Poor Elijah was born with a robust sense of tradition. I overheard him the other day lecturing a careless soul who happened to remark that he’d picked up a string of miniature twinkle lights for his tree.
Poor Elijah doesn’t believe in miniature twinkle lights. I’ve pointed out that big bulbs weren’t especially popular back in Bethlehem either, but he doesn’t put much stock in my views about Christmas anymore. Three years ago I took my tree down before New Year’s Eve, and he still hasn’t recovered.
Of course, I kind of like the big bulbs myself. I also enjoy shopping in local stores and sharing season’s greetings with merchants who know my name. I love Christmas pudding. I can’t stand “trees” you have to assemble.
Does this make me archaic? I don’t think so. Time may march on, but we’re the ones who make choices. And choices aren’t supposed to be based on old or new. The point’s supposed to be whether they’re good or bad.
Especially when there’s more than twinkle lights at stake.
The Future isn’t a goal. It’s just an occasion. How we each play our parts is the crucial issue.
Which brings us to Ebenezer Scrooge.
If “A Christmas Carol” were written today from a 21st-century perspective, Scrooge would encounter two spirits. The Ghost of Icons Present would inform him that the Past is simply too last-century and has therefore been cut from the cast. The Ghost of Paradigms Yet to Come would follow up by trumpeting the unprecedented golden age where we’ll all be connected by wires and electromagnetic waves. Kind of like telephones and radios.
Does anybody really believe that human nature is likely to change as more of us get iPhones? Does anybody really believe that millions of people tweeting what they had for breakfast or how they feel about which 15-minute dancing celebrity made it to the next round actually advances civilization?
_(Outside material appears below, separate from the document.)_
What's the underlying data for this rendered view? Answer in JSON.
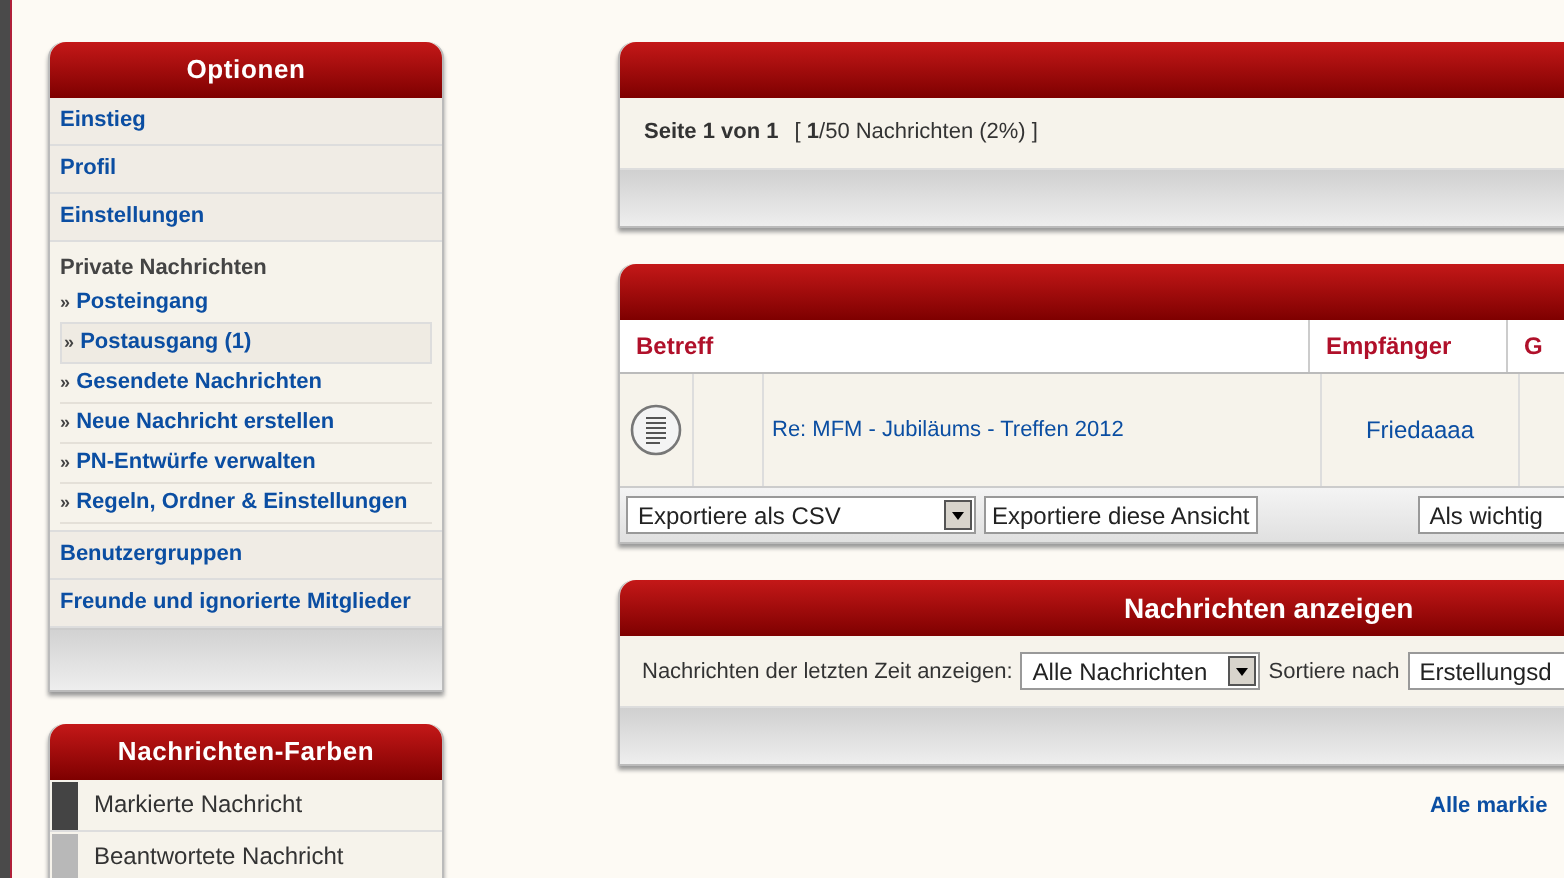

Anyone who tells you that technology has a place in education today is right, the same way it had a place when ballpoints replaced inkwells. But smartboards won’t make us smarter. They won’t cure apathy and ignorance any more than microwave ovens have put an end to greed and famine. The human mind hasn’t mysteriously evolved neurologically over the last couple of decades so that it can’t learn without being plugged into something.
I’d never argue that I’ve mastered the art of teaching, but the tools of the trade — questions, stories, drama, debate, even reformers’ chief bogeymen, lecture and memorization — aren’t new. Socrates could no doubt teach me more about teaching than all the education experts currently touring the country, and he’s been dead for more than 1,000 years.
What we teach our kids will always need revision as our knowledge changes. But as impressed as we may be with the past 40 years, I think we overestimate our contribution to the wisdom of the ages. Most of what I learned in school is still true, and most of it still needs to be taught.
The real problem
All the computers, all the innovative workshops, and all the curriculum committees in the world won’t cure our disease. They won’t even fix our schools. Even worse, they distract us. They foster the illusion that we’re making progress when we’re not. That’s because schools, with all their faults, aren’t our real problem.
Don’t misunderstand. I didn’t attend any rallies on the Mall. And I’m not living in the past. I work with the present and the future every day.
Schools and the society they serve are foundering today in a vain attempt to simultaneously ignore and compensate for an epidemic of irresponsibility that’s spanned a generation. For 40 years we’ve gratified ourselves. Along the way, too often we’ve sacrificed our children. Sadder still, we’ve made them part of the problem.
It’s not that we meant any harm. Most of us didn’t. But we were kidding ourselves all the same. Now the debt’s come due, and it’s time to pay the piper.
Who taught our children manners? Manners — there’s an archaic word. Yet who suffers in a rude world more than children? How can ideas survive in a leaderless society that can’t conduct a civil conversation?
How can our children learn about families in a culture where marriage is on the verge of becoming an anomaly? We preached free love, we meant free sex, and we brought down upon ourselves and upon our children a world of promiscuity and mistrust.
We mocked initiative. We disdained the work ethic. Only now we don’t work so well anymore. Who will teach our children diligence and perseverance?
Behold the future.
“If it feels good, do it” has come back to haunt us.
Just like Scrooge’s spirits.
The shadows of the things to come terrified Scrooge. But “A Christmas Carol” is a hopeful story because, despite the hurt and harm of his past, Scrooge resolved to make his present different.
Then he made his words deeds. And so he saved his future.
There remains that same hope for us.
Peter Berger, AKA Poor Elijah, teaches English in Weathersfield, Vt.